*Work order*.
From the entries underneath, give the number of lines holding the word "true", without any other words.

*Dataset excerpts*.
####

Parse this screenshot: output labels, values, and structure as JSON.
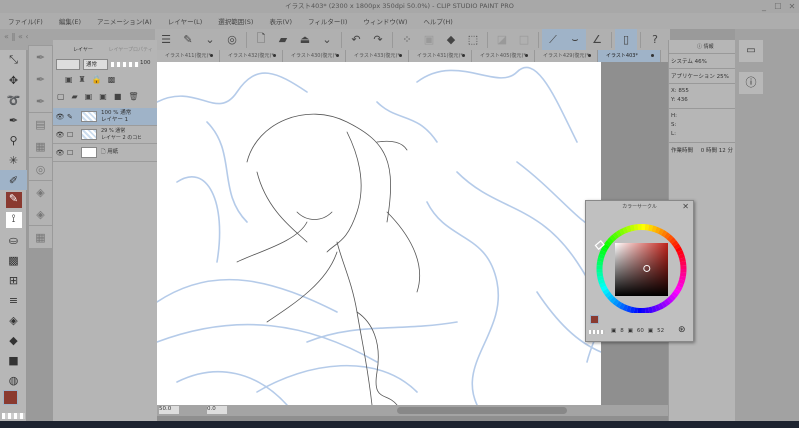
{
  "window": {
    "title": "イラスト403* (2300 x 1800px 350dpi 50.0%)  - CLIP STUDIO PAINT PRO",
    "minimize": "_",
    "maximize": "☐",
    "close": "✕"
  },
  "menu": [
    "ファイル(F)",
    "編集(E)",
    "アニメーション(A)",
    "レイヤー(L)",
    "選択範囲(S)",
    "表示(V)",
    "フィルター(I)",
    "ウィンドウ(W)",
    "ヘルプ(H)"
  ],
  "tabs": [
    {
      "label": "イラスト411(復元)*",
      "active": false
    },
    {
      "label": "イラスト432(復元)*",
      "active": false
    },
    {
      "label": "イラスト430(復元)*",
      "active": false
    },
    {
      "label": "イラスト433(復元)*",
      "active": false
    },
    {
      "label": "イラスト431(復元)*",
      "active": false
    },
    {
      "label": "イラスト405(復元)*",
      "active": false
    },
    {
      "label": "イラスト429(復元)*",
      "active": false
    },
    {
      "label": "イラスト403*",
      "active": true
    }
  ],
  "layer_panel": {
    "tab_layer": "レイヤー",
    "tab_property": "レイヤープロパティ",
    "blend_mode": "通常",
    "opacity": "100",
    "layers": [
      {
        "mode": "100 % 通常",
        "name": "レイヤー 1",
        "selected": true
      },
      {
        "mode": "29 % 通常",
        "name": "レイヤー 2 のコピー",
        "selected": false
      },
      {
        "mode": "",
        "name": "用紙",
        "selected": false
      }
    ]
  },
  "info_panel": {
    "tab": "情報",
    "system": "システム 46%",
    "application": "アプリケーション 25%",
    "x_label": "X:",
    "x": "855",
    "y_label": "Y:",
    "y": "436",
    "h_label": "H:",
    "s_label": "S:",
    "l_label": "L:",
    "work_time_label": "作業時間",
    "work_time": "0 時間 12 分"
  },
  "color_circle": {
    "title": "カラーサークル",
    "h": "8",
    "s": "60",
    "v": "52",
    "main_color": "#8a3a30",
    "sub_color": "#000000",
    "hue": 8,
    "saturation": 60,
    "value": 52
  },
  "status": {
    "zoom": "50.0",
    "angle": "0.0"
  },
  "colors": {
    "accent": "#9fb3c8",
    "main_color": "#8a3a30"
  }
}
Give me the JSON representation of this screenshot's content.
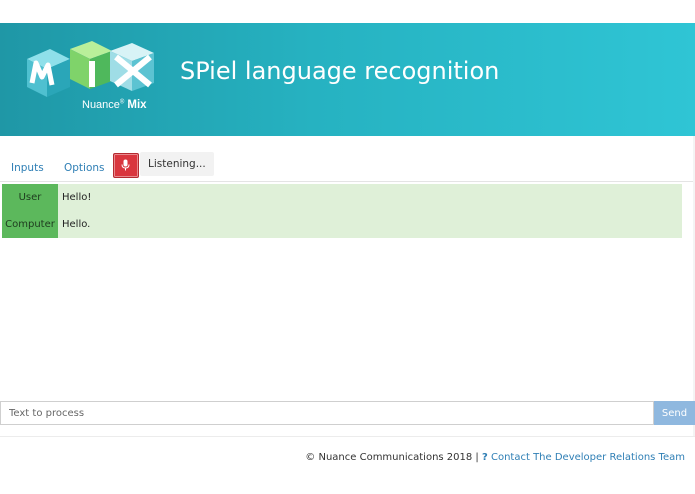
{
  "header": {
    "title": "SPiel language recognition",
    "brand_name": "Nuance",
    "brand_mark": "®",
    "brand_product": "Mix",
    "logo_text": "mix"
  },
  "tabs": [
    {
      "label": "Inputs"
    },
    {
      "label": "Options"
    }
  ],
  "mic": {
    "icon": "microphone-icon",
    "color": "#d9363e"
  },
  "status": {
    "text": "Listening..."
  },
  "conversation": [
    {
      "speaker": "User",
      "message": "Hello!"
    },
    {
      "speaker": "Computer",
      "message": "Hello."
    }
  ],
  "input": {
    "placeholder": "Text to process",
    "value": ""
  },
  "send": {
    "label": "Send"
  },
  "footer": {
    "copyright": "© Nuance Communications 2018 |",
    "help_mark": "?",
    "contact_link": "Contact The Developer Relations Team"
  },
  "colors": {
    "banner_start": "#1f97a6",
    "banner_end": "#2fc5d5",
    "speaker_bg": "#5cb85c",
    "row_bg": "#dff0d8",
    "link": "#2f7fb5",
    "send_bg": "#8fb8df"
  }
}
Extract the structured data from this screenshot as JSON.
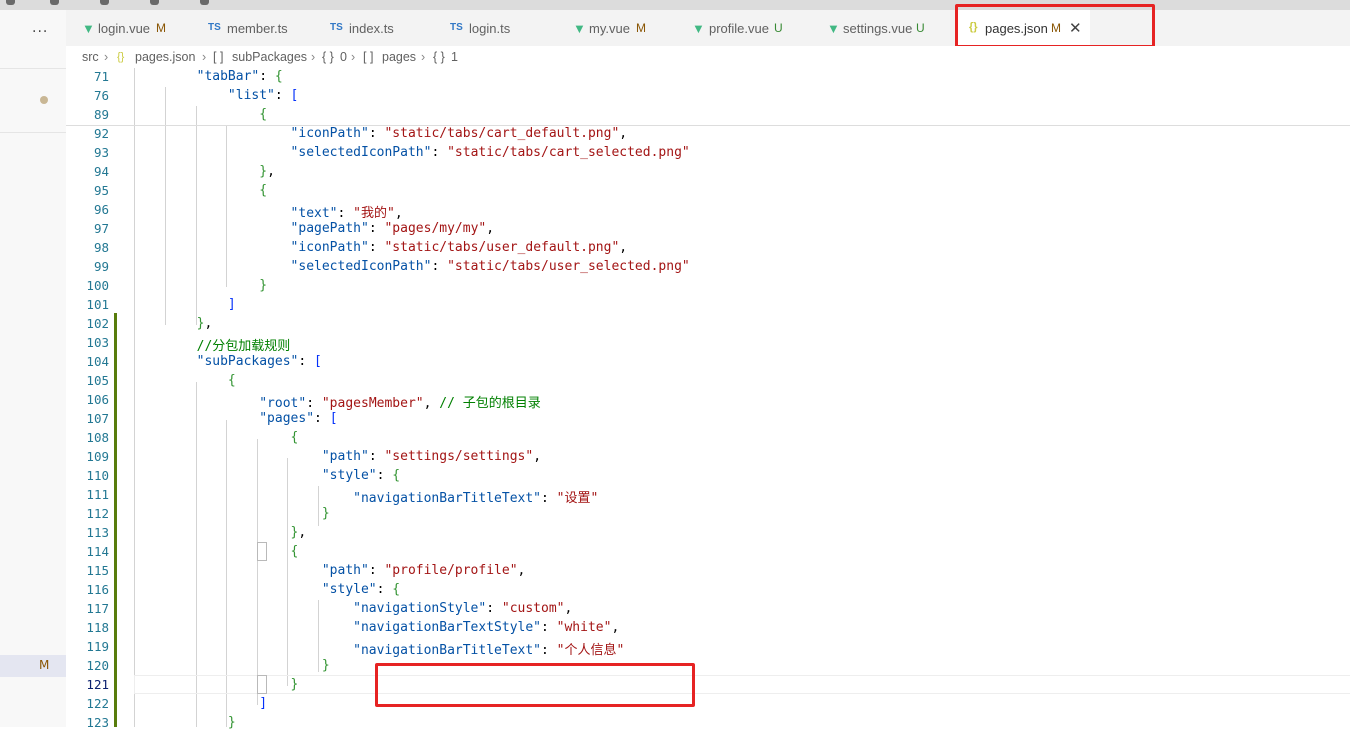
{
  "activity": {
    "more_label": "···",
    "m_badge": "M"
  },
  "tabs": [
    {
      "icon": "vue-icon",
      "name": "login.vue",
      "status": "M",
      "active": false
    },
    {
      "icon": "ts-icon",
      "name": "member.ts",
      "status": "",
      "active": false
    },
    {
      "icon": "ts-icon",
      "name": "index.ts",
      "status": "",
      "active": false
    },
    {
      "icon": "ts-icon",
      "name": "login.ts",
      "status": "",
      "active": false
    },
    {
      "icon": "vue-icon",
      "name": "my.vue",
      "status": "M",
      "active": false
    },
    {
      "icon": "vue-icon",
      "name": "profile.vue",
      "status": "U",
      "active": false
    },
    {
      "icon": "vue-icon",
      "name": "settings.vue",
      "status": "U",
      "active": false
    },
    {
      "icon": "json-icon",
      "name": "pages.json",
      "status": "M",
      "active": true
    }
  ],
  "icon_glyphs": {
    "ts": "TS",
    "json": "{}",
    "close": "✕"
  },
  "breadcrumb": [
    "src",
    "pages.json",
    "subPackages",
    "0",
    "pages",
    "1"
  ],
  "colors": {
    "highlight": "#e62323",
    "vue": "#41b883",
    "ts": "#3178c6",
    "json": "#cbcb41",
    "modified": "#895503",
    "untracked": "#388a34"
  },
  "code_lines": [
    {
      "n": "71",
      "text": "        \"tabBar\": {"
    },
    {
      "n": "76",
      "text": "            \"list\": ["
    },
    {
      "n": "89",
      "text": "                {"
    },
    {
      "n": "92",
      "text": "                    \"iconPath\": \"static/tabs/cart_default.png\","
    },
    {
      "n": "93",
      "text": "                    \"selectedIconPath\": \"static/tabs/cart_selected.png\""
    },
    {
      "n": "94",
      "text": "                },"
    },
    {
      "n": "95",
      "text": "                {"
    },
    {
      "n": "96",
      "text": "                    \"text\": \"我的\","
    },
    {
      "n": "97",
      "text": "                    \"pagePath\": \"pages/my/my\","
    },
    {
      "n": "98",
      "text": "                    \"iconPath\": \"static/tabs/user_default.png\","
    },
    {
      "n": "99",
      "text": "                    \"selectedIconPath\": \"static/tabs/user_selected.png\""
    },
    {
      "n": "100",
      "text": "                }"
    },
    {
      "n": "101",
      "text": "            ]"
    },
    {
      "n": "102",
      "text": "        },"
    },
    {
      "n": "103",
      "text": "        //分包加载规则"
    },
    {
      "n": "104",
      "text": "        \"subPackages\": ["
    },
    {
      "n": "105",
      "text": "            {"
    },
    {
      "n": "106",
      "text": "                \"root\": \"pagesMember\", // 子包的根目录"
    },
    {
      "n": "107",
      "text": "                \"pages\": ["
    },
    {
      "n": "108",
      "text": "                    {"
    },
    {
      "n": "109",
      "text": "                        \"path\": \"settings/settings\","
    },
    {
      "n": "110",
      "text": "                        \"style\": {"
    },
    {
      "n": "111",
      "text": "                            \"navigationBarTitleText\": \"设置\""
    },
    {
      "n": "112",
      "text": "                        }"
    },
    {
      "n": "113",
      "text": "                    },"
    },
    {
      "n": "114",
      "text": "                    {"
    },
    {
      "n": "115",
      "text": "                        \"path\": \"profile/profile\","
    },
    {
      "n": "116",
      "text": "                        \"style\": {"
    },
    {
      "n": "117",
      "text": "                            \"navigationStyle\": \"custom\","
    },
    {
      "n": "118",
      "text": "                            \"navigationBarTextStyle\": \"white\","
    },
    {
      "n": "119",
      "text": "                            \"navigationBarTitleText\": \"个人信息\""
    },
    {
      "n": "120",
      "text": "                        }"
    },
    {
      "n": "121",
      "text": "                    }"
    },
    {
      "n": "122",
      "text": "                ]"
    },
    {
      "n": "123",
      "text": "            }"
    }
  ]
}
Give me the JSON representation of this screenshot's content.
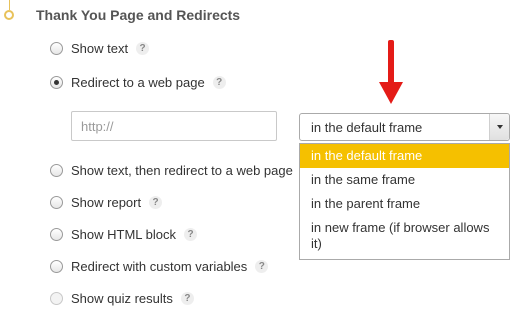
{
  "section": {
    "title": "Thank You Page and Redirects"
  },
  "help_glyph": "?",
  "options": [
    {
      "label": "Show text",
      "checked": false
    },
    {
      "label": "Redirect to a web page",
      "checked": true
    },
    {
      "label": "Show text, then redirect to a web page",
      "checked": false
    },
    {
      "label": "Show report",
      "checked": false
    },
    {
      "label": "Show HTML block",
      "checked": false
    },
    {
      "label": "Redirect with custom variables",
      "checked": false
    },
    {
      "label": "Show quiz results",
      "checked": false,
      "disabled": true
    }
  ],
  "url_field": {
    "placeholder": "http://",
    "value": ""
  },
  "frame_select": {
    "selected": "in the default frame",
    "options": [
      {
        "label": "in the default frame"
      },
      {
        "label": "in the same frame"
      },
      {
        "label": "in the parent frame"
      },
      {
        "label": "in new frame (if browser allows it)"
      }
    ]
  },
  "colors": {
    "accent": "#f5c000",
    "arrow": "#e41b17",
    "timeline": "#e8c25a"
  },
  "icons": {
    "annotation": "red-down-arrow-icon",
    "timeline": "timeline-dot-icon"
  }
}
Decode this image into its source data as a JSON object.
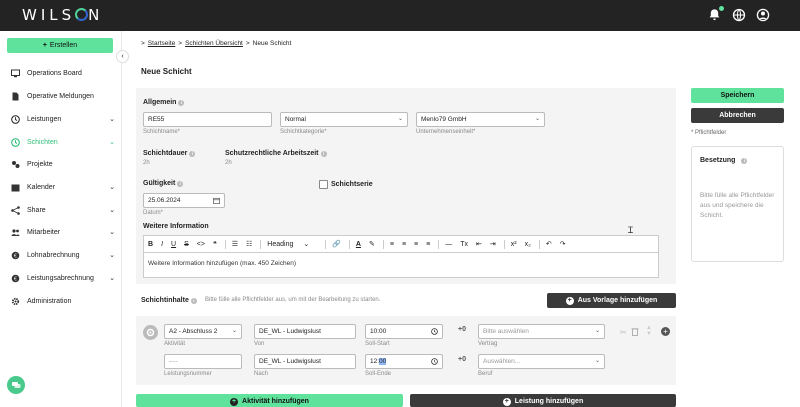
{
  "header": {
    "logo": "WILSON"
  },
  "sidebar": {
    "create_label": "Erstellen",
    "items": [
      {
        "label": "Operations Board",
        "icon": "monitor-icon",
        "chevron": ""
      },
      {
        "label": "Operative Meldungen",
        "icon": "document-icon",
        "chevron": ""
      },
      {
        "label": "Leistungen",
        "icon": "clock-icon",
        "chevron": "⌄"
      },
      {
        "label": "Schichten",
        "icon": "shifts-icon",
        "chevron": "⌄"
      },
      {
        "label": "Projekte",
        "icon": "projects-icon",
        "chevron": ""
      },
      {
        "label": "Kalender",
        "icon": "calendar-icon",
        "chevron": "⌄"
      },
      {
        "label": "Share",
        "icon": "share-icon",
        "chevron": "⌄"
      },
      {
        "label": "Mitarbeiter",
        "icon": "people-icon",
        "chevron": "⌄"
      },
      {
        "label": "Lohnabrechnung",
        "icon": "payroll-icon",
        "chevron": "⌄"
      },
      {
        "label": "Leistungsabrechnung",
        "icon": "billing-icon",
        "chevron": "⌄"
      },
      {
        "label": "Administration",
        "icon": "gear-icon",
        "chevron": ""
      }
    ],
    "active_index": 3,
    "collapse_glyph": "‹"
  },
  "breadcrumb": {
    "items": [
      "Startseite",
      "Schichten Übersicht",
      "Neue Schicht"
    ],
    "separator": ">"
  },
  "page": {
    "title": "Neue Schicht"
  },
  "allgemein": {
    "title": "Allgemein",
    "name_value": "RE55",
    "name_label": "Schichtname*",
    "category_value": "Normal",
    "category_label": "Schichtkategorie*",
    "unit_value": "Menlo79 GmbH",
    "unit_label": "Unternehmenseinheit*"
  },
  "duration": {
    "title": "Schichtdauer",
    "value": "2h",
    "protection_title": "Schutzrechtliche Arbeitszeit",
    "protection_value": "2h"
  },
  "validity": {
    "title": "Gültigkeit",
    "date_value": "25.06.2024",
    "date_label": "Datum*",
    "series_label": "Schichtserie"
  },
  "info": {
    "title": "Weitere Information",
    "toolbar": [
      "B",
      "I",
      "U",
      "S",
      "<>",
      "❝",
      "☰",
      "☷",
      "Heading",
      "⌄",
      "🔗",
      "A",
      "✎",
      "≡",
      "≡",
      "≡",
      "≡",
      "—",
      "Tx",
      "⇤",
      "⇥",
      "x²",
      "x₂",
      "↶",
      "↷"
    ],
    "placeholder": "Weitere Information hinzufügen (max. 450 Zeichen)"
  },
  "contents": {
    "title": "Schichtinhalte",
    "hint": "Bitte fülle alle Pflichtfelder aus, um mit der Bearbeitung zu starten.",
    "template_button": "Aus Vorlage hinzufügen",
    "row1": {
      "activity_value": "A2 - Abschluss 2",
      "activity_label": "Aktivität",
      "from_value": "DE_WL - Ludwigslust",
      "from_label": "Von",
      "start_value": "10:00",
      "start_label": "Soll-Start",
      "plus": "+0",
      "contract_placeholder": "Bitte auswählen",
      "contract_label": "Vertrag"
    },
    "row2": {
      "service_value": "----",
      "service_label": "Leistungsnummer",
      "to_value": "DE_WL - Ludwigslust",
      "to_label": "Nach",
      "end_value_a": "12:",
      "end_value_b": "00",
      "end_label": "Soll-Ende",
      "plus": "+0",
      "job_placeholder": "Auswählen...",
      "job_label": "Beruf"
    }
  },
  "actions": {
    "add_activity": "Aktivität hinzufügen",
    "add_service": "Leistung hinzufügen",
    "save": "Speichern",
    "cancel": "Abbrechen",
    "required_note": "* Pflichtfelder"
  },
  "occupancy": {
    "title": "Besetzung",
    "message": "Bitte fülle alle Pflichtfelder aus und speichere die Schicht."
  },
  "colors": {
    "accent": "#5ee29c",
    "dark": "#232323",
    "active": "#2fbf78"
  }
}
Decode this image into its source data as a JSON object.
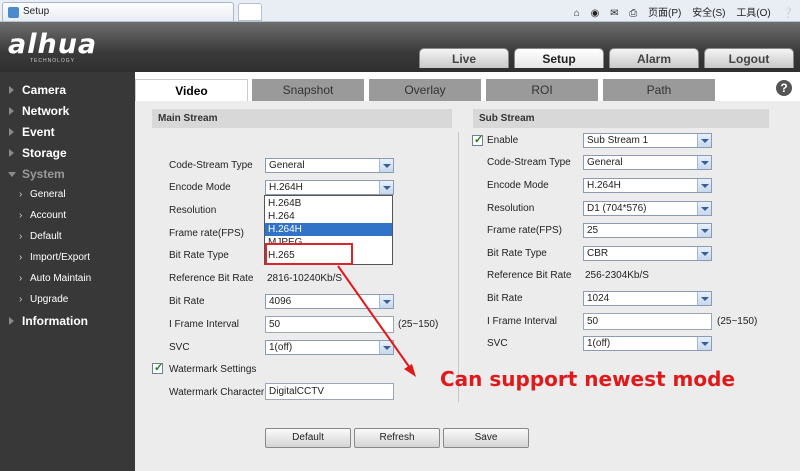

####

*Written response*.
5